[Excerpts from an interface dataset]

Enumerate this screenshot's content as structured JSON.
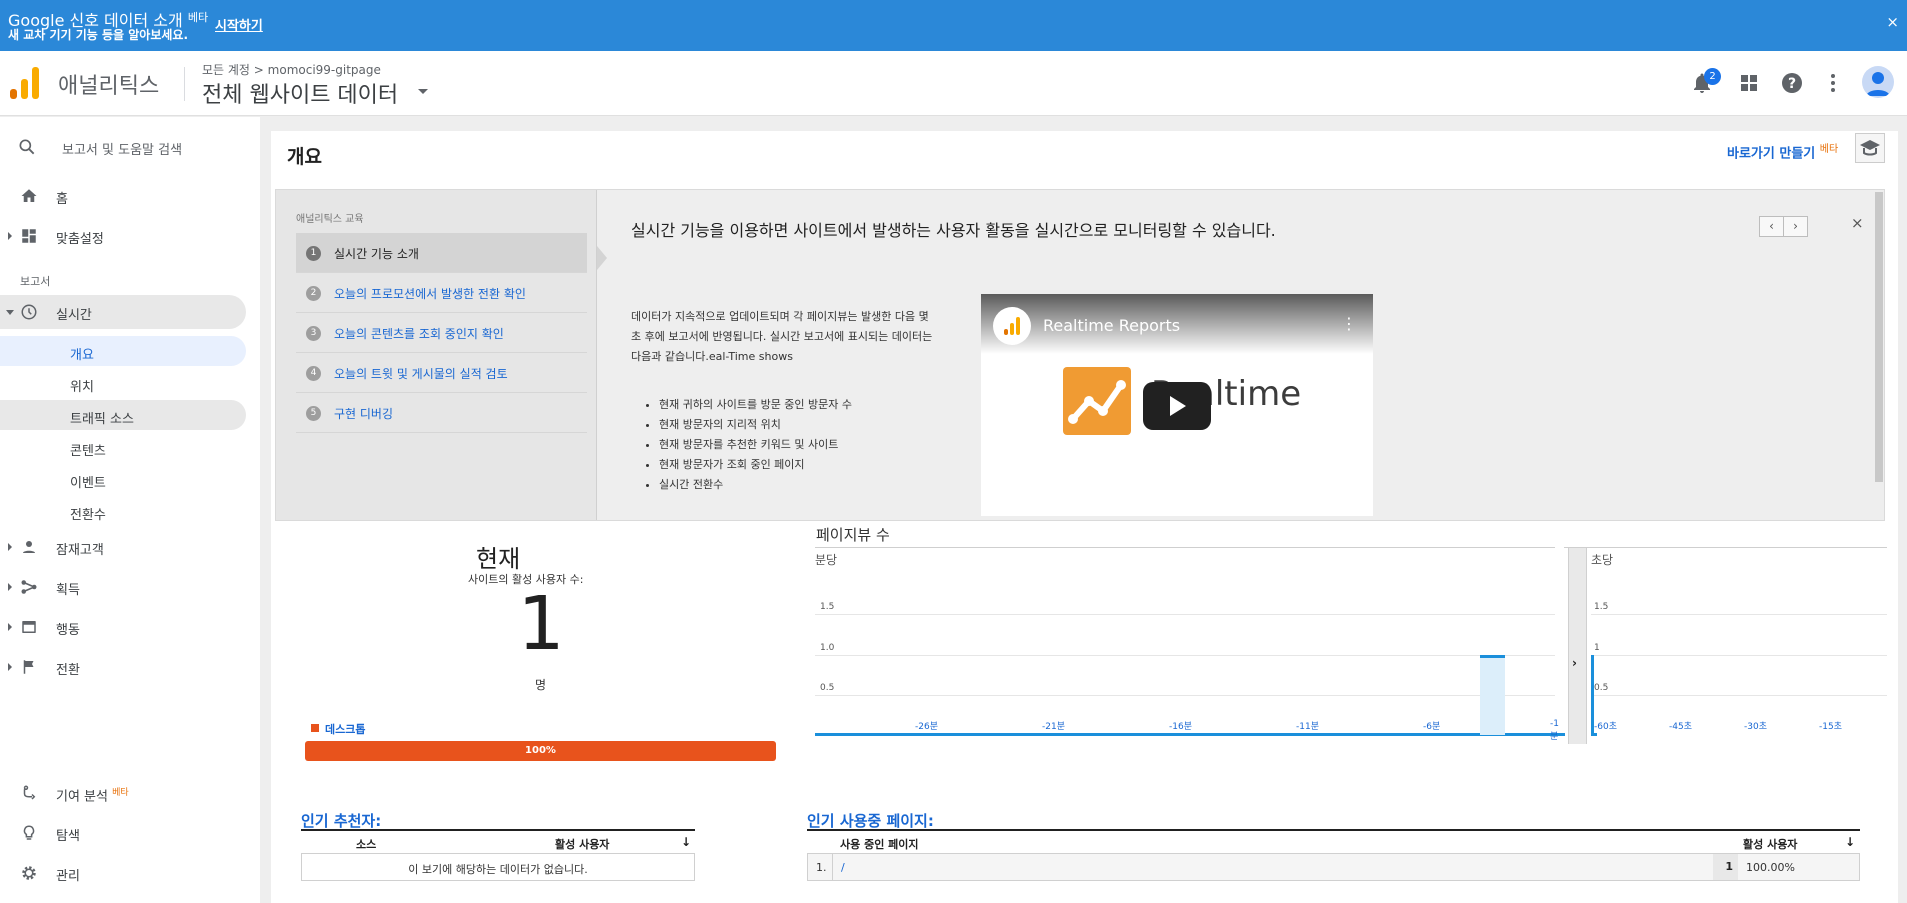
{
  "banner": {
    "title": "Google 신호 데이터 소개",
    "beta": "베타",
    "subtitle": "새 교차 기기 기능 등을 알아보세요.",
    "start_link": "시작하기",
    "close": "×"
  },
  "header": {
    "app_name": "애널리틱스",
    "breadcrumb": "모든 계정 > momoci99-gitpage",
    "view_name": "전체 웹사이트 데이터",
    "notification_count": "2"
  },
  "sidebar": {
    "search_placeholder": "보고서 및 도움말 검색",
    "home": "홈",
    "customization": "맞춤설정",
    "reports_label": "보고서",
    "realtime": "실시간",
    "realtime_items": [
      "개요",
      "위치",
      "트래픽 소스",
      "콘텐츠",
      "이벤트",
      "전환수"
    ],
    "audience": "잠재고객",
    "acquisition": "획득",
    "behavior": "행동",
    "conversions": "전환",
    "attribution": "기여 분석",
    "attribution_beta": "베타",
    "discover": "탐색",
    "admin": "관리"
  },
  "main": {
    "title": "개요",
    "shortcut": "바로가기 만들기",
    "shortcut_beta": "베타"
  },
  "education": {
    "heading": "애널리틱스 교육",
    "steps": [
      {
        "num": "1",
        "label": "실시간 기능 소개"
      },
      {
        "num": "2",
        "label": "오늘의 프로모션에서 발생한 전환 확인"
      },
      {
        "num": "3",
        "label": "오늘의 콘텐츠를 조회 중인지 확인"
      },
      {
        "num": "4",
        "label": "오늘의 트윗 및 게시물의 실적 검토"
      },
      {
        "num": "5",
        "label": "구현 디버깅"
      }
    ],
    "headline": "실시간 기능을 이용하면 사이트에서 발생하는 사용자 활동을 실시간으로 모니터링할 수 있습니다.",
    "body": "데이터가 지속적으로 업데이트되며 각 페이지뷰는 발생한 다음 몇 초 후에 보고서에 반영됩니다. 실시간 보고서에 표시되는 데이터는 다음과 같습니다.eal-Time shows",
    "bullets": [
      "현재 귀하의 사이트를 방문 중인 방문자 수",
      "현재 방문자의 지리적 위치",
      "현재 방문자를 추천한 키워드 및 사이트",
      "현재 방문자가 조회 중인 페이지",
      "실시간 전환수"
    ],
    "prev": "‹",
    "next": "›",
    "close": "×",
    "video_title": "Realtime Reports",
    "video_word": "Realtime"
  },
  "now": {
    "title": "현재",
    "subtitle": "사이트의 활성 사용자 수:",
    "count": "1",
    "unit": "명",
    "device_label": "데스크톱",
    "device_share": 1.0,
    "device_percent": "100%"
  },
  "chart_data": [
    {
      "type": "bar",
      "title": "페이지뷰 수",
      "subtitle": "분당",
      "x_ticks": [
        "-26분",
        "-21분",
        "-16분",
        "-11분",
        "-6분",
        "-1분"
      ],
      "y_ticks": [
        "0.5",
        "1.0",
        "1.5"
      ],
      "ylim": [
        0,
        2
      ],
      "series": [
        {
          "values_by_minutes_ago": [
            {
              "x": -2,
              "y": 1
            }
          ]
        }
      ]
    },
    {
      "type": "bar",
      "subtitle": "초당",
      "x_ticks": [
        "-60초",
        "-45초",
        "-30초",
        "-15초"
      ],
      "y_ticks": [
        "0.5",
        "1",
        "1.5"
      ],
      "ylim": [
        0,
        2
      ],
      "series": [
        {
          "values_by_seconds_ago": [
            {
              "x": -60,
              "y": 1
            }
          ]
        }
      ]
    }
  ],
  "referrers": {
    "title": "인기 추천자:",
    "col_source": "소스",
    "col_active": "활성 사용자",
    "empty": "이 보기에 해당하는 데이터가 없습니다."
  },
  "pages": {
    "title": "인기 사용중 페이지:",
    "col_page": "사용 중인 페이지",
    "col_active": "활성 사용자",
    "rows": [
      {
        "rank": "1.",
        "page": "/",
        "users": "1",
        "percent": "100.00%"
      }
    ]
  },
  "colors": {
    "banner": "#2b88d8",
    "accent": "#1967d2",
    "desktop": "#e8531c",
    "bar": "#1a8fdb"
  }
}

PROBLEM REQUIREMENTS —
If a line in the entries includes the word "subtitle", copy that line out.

SOLUTION TO THE PROBLEM —
    "subtitle": "새 교차 기기 기능 등을 알아보세요.",
    "subtitle": "사이트의 활성 사용자 수:",
      "subtitle": "분당",
      "subtitle": "초당",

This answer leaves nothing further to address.